Copy out the records that appear below, exactly as each one reads.

Records to process ▸
════════════════════

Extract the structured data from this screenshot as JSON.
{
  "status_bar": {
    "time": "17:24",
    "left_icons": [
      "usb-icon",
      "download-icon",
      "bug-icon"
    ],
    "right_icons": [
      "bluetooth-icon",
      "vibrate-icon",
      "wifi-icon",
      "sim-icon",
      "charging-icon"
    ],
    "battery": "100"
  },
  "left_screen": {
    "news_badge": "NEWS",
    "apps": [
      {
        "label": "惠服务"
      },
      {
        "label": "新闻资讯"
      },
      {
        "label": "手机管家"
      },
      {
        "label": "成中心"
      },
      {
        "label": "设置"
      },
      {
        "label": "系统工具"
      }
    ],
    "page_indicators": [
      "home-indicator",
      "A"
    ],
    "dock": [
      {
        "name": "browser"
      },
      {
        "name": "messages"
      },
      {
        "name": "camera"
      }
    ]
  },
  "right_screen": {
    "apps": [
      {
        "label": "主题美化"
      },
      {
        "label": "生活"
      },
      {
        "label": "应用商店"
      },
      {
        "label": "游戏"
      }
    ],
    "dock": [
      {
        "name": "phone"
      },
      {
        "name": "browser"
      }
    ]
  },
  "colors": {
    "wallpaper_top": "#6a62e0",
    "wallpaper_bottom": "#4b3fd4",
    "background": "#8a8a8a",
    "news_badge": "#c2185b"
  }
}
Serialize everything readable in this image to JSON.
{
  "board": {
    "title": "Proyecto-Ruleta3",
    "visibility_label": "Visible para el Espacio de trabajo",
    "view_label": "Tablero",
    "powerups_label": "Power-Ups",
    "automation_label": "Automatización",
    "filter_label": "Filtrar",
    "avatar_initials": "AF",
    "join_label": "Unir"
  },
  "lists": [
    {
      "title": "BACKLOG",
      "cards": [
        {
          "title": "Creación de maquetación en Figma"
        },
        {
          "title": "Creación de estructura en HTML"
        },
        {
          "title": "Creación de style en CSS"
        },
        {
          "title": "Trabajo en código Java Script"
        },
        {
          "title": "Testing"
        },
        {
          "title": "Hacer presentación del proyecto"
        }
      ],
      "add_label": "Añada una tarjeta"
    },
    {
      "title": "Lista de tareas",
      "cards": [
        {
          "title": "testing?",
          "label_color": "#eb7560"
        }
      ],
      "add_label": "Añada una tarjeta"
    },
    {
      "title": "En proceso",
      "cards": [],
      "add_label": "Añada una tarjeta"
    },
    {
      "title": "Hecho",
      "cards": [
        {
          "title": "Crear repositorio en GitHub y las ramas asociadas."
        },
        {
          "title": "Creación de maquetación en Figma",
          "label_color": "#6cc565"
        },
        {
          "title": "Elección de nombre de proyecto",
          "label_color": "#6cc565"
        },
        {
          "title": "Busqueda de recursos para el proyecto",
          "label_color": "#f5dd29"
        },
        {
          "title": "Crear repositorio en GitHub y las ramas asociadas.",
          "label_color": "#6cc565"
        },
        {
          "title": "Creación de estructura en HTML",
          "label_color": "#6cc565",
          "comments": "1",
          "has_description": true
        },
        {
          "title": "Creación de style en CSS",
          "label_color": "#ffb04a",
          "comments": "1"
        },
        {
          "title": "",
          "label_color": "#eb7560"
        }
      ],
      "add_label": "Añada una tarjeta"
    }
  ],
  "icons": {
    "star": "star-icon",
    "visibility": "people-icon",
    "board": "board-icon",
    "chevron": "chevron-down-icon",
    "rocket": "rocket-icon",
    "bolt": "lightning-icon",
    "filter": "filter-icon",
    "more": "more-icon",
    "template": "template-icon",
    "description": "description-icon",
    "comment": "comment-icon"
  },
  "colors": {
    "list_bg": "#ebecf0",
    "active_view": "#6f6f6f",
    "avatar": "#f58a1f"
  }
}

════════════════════

Output below ▸
Extract the structured data from this screenshot as JSON.
{
  "status_bar": {
    "time": "17:24",
    "left_icons": [
      "usb-icon",
      "download-icon",
      "bug-icon"
    ],
    "right_icons": [
      "bluetooth-icon",
      "vibrate-icon",
      "wifi-icon",
      "sim-icon",
      "charging-icon"
    ],
    "battery": "100"
  },
  "left_screen": {
    "news_badge": "NEWS",
    "apps": [
      {
        "label": "惠服务"
      },
      {
        "label": "新闻资讯"
      },
      {
        "label": "手机管家"
      },
      {
        "label": "成中心"
      },
      {
        "label": "设置"
      },
      {
        "label": "系统工具"
      }
    ],
    "page_indicators": [
      "home-indicator",
      "A"
    ],
    "dock": [
      {
        "name": "browser"
      },
      {
        "name": "messages"
      },
      {
        "name": "camera"
      }
    ]
  },
  "right_screen": {
    "apps": [
      {
        "label": "主题美化"
      },
      {
        "label": "生活"
      },
      {
        "label": "应用商店"
      },
      {
        "label": "游戏"
      }
    ],
    "dock": [
      {
        "name": "phone"
      },
      {
        "name": "browser"
      }
    ]
  },
  "colors": {
    "wallpaper_top": "#6a62e0",
    "wallpaper_bottom": "#4b3fd4",
    "background": "#8a8a8a",
    "news_badge": "#c2185b"
  }
}
Serialize everything readable in this image to JSON.
{
  "board": {
    "title": "Proyecto-Ruleta3",
    "visibility_label": "Visible para el Espacio de trabajo",
    "view_label": "Tablero",
    "powerups_label": "Power-Ups",
    "automation_label": "Automatización",
    "filter_label": "Filtrar",
    "avatar_initials": "AF",
    "join_label": "Unir"
  },
  "lists": [
    {
      "title": "BACKLOG",
      "cards": [
        {
          "title": "Creación de maquetación en Figma"
        },
        {
          "title": "Creación de estructura en HTML"
        },
        {
          "title": "Creación de style en CSS"
        },
        {
          "title": "Trabajo en código Java Script"
        },
        {
          "title": "Testing"
        },
        {
          "title": "Hacer presentación del proyecto"
        }
      ],
      "add_label": "Añada una tarjeta"
    },
    {
      "title": "Lista de tareas",
      "cards": [
        {
          "title": "testing?",
          "label_color": "#eb7560"
        }
      ],
      "add_label": "Añada una tarjeta"
    },
    {
      "title": "En proceso",
      "cards": [],
      "add_label": "Añada una tarjeta"
    },
    {
      "title": "Hecho",
      "cards": [
        {
          "title": "Crear repositorio en GitHub y las ramas asociadas."
        },
        {
          "title": "Creación de maquetación en Figma",
          "label_color": "#6cc565"
        },
        {
          "title": "Elección de nombre de proyecto",
          "label_color": "#6cc565"
        },
        {
          "title": "Busqueda de recursos para el proyecto",
          "label_color": "#f5dd29"
        },
        {
          "title": "Crear repositorio en GitHub y las ramas asociadas.",
          "label_color": "#6cc565"
        },
        {
          "title": "Creación de estructura en HTML",
          "label_color": "#6cc565",
          "comments": "1",
          "has_description": true
        },
        {
          "title": "Creación de style en CSS",
          "label_color": "#ffb04a",
          "comments": "1"
        },
        {
          "title": "",
          "label_color": "#eb7560"
        }
      ],
      "add_label": "Añada una tarjeta"
    }
  ],
  "icons": {
    "star": "star-icon",
    "visibility": "people-icon",
    "board": "board-icon",
    "chevron": "chevron-down-icon",
    "rocket": "rocket-icon",
    "bolt": "lightning-icon",
    "filter": "filter-icon",
    "more": "more-icon",
    "template": "template-icon",
    "description": "description-icon",
    "comment": "comment-icon"
  },
  "colors": {
    "list_bg": "#ebecf0",
    "active_view": "#6f6f6f",
    "avatar": "#f58a1f"
  }
}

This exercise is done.